_Assignment_.
Type the records out again in full, exactly.

>>>

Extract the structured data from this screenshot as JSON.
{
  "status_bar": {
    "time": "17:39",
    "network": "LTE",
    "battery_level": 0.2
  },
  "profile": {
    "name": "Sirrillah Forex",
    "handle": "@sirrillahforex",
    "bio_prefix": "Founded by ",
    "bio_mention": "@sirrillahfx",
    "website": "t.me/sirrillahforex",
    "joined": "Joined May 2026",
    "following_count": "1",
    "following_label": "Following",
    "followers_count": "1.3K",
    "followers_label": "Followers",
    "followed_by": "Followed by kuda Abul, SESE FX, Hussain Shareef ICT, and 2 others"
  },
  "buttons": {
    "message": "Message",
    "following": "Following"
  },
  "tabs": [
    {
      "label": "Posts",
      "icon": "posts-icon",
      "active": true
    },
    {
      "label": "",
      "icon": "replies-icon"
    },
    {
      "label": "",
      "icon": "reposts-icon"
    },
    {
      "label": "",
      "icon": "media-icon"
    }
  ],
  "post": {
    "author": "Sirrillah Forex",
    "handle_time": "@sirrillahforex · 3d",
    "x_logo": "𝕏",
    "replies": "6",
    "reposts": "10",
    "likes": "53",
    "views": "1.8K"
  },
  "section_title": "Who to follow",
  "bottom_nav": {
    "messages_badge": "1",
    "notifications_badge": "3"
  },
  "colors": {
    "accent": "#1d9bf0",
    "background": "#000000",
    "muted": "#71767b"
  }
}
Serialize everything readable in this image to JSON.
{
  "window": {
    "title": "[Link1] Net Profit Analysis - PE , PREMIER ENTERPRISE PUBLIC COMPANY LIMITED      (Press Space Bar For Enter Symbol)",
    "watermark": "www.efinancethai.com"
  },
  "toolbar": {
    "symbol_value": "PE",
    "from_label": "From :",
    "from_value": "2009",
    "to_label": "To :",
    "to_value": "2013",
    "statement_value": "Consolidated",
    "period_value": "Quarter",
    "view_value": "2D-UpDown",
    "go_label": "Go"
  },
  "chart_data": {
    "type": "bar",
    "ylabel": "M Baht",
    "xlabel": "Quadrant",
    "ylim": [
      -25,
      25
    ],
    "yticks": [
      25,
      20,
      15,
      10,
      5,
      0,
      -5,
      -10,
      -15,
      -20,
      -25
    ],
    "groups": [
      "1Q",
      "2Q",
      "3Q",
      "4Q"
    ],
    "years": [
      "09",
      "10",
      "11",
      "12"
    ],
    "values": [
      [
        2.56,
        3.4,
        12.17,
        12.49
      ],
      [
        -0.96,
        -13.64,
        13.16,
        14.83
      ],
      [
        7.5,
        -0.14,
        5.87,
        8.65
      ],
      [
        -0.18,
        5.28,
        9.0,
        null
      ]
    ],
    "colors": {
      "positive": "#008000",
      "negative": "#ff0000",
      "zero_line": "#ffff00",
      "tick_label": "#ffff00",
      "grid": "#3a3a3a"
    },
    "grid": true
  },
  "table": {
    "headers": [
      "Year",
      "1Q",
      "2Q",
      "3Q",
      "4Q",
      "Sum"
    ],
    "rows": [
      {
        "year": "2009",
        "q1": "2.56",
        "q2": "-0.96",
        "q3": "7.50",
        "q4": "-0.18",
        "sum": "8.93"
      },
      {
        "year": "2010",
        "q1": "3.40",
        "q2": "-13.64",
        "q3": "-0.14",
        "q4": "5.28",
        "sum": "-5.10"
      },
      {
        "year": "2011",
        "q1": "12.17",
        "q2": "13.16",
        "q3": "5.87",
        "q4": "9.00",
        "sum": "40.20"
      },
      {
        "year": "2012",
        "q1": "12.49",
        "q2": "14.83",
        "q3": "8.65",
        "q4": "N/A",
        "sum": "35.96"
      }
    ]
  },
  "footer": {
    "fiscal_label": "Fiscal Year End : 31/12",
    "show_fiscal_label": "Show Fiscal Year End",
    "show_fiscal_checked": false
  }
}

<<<

_Task solution_.
Extract the structured data from this screenshot as JSON.
{
  "status_bar": {
    "time": "17:39",
    "network": "LTE",
    "battery_level": 0.2
  },
  "profile": {
    "name": "Sirrillah Forex",
    "handle": "@sirrillahforex",
    "bio_prefix": "Founded by ",
    "bio_mention": "@sirrillahfx",
    "website": "t.me/sirrillahforex",
    "joined": "Joined May 2026",
    "following_count": "1",
    "following_label": "Following",
    "followers_count": "1.3K",
    "followers_label": "Followers",
    "followed_by": "Followed by kuda Abul, SESE FX, Hussain Shareef ICT, and 2 others"
  },
  "buttons": {
    "message": "Message",
    "following": "Following"
  },
  "tabs": [
    {
      "label": "Posts",
      "icon": "posts-icon",
      "active": true
    },
    {
      "label": "",
      "icon": "replies-icon"
    },
    {
      "label": "",
      "icon": "reposts-icon"
    },
    {
      "label": "",
      "icon": "media-icon"
    }
  ],
  "post": {
    "author": "Sirrillah Forex",
    "handle_time": "@sirrillahforex · 3d",
    "x_logo": "𝕏",
    "replies": "6",
    "reposts": "10",
    "likes": "53",
    "views": "1.8K"
  },
  "section_title": "Who to follow",
  "bottom_nav": {
    "messages_badge": "1",
    "notifications_badge": "3"
  },
  "colors": {
    "accent": "#1d9bf0",
    "background": "#000000",
    "muted": "#71767b"
  }
}
Serialize everything readable in this image to JSON.
{
  "window": {
    "title": "[Link1] Net Profit Analysis - PE , PREMIER ENTERPRISE PUBLIC COMPANY LIMITED      (Press Space Bar For Enter Symbol)",
    "watermark": "www.efinancethai.com"
  },
  "toolbar": {
    "symbol_value": "PE",
    "from_label": "From :",
    "from_value": "2009",
    "to_label": "To :",
    "to_value": "2013",
    "statement_value": "Consolidated",
    "period_value": "Quarter",
    "view_value": "2D-UpDown",
    "go_label": "Go"
  },
  "chart_data": {
    "type": "bar",
    "ylabel": "M Baht",
    "xlabel": "Quadrant",
    "ylim": [
      -25,
      25
    ],
    "yticks": [
      25,
      20,
      15,
      10,
      5,
      0,
      -5,
      -10,
      -15,
      -20,
      -25
    ],
    "groups": [
      "1Q",
      "2Q",
      "3Q",
      "4Q"
    ],
    "years": [
      "09",
      "10",
      "11",
      "12"
    ],
    "values": [
      [
        2.56,
        3.4,
        12.17,
        12.49
      ],
      [
        -0.96,
        -13.64,
        13.16,
        14.83
      ],
      [
        7.5,
        -0.14,
        5.87,
        8.65
      ],
      [
        -0.18,
        5.28,
        9.0,
        null
      ]
    ],
    "colors": {
      "positive": "#008000",
      "negative": "#ff0000",
      "zero_line": "#ffff00",
      "tick_label": "#ffff00",
      "grid": "#3a3a3a"
    },
    "grid": true
  },
  "table": {
    "headers": [
      "Year",
      "1Q",
      "2Q",
      "3Q",
      "4Q",
      "Sum"
    ],
    "rows": [
      {
        "year": "2009",
        "q1": "2.56",
        "q2": "-0.96",
        "q3": "7.50",
        "q4": "-0.18",
        "sum": "8.93"
      },
      {
        "year": "2010",
        "q1": "3.40",
        "q2": "-13.64",
        "q3": "-0.14",
        "q4": "5.28",
        "sum": "-5.10"
      },
      {
        "year": "2011",
        "q1": "12.17",
        "q2": "13.16",
        "q3": "5.87",
        "q4": "9.00",
        "sum": "40.20"
      },
      {
        "year": "2012",
        "q1": "12.49",
        "q2": "14.83",
        "q3": "8.65",
        "q4": "N/A",
        "sum": "35.96"
      }
    ]
  },
  "footer": {
    "fiscal_label": "Fiscal Year End : 31/12",
    "show_fiscal_label": "Show Fiscal Year End",
    "show_fiscal_checked": false
  }
}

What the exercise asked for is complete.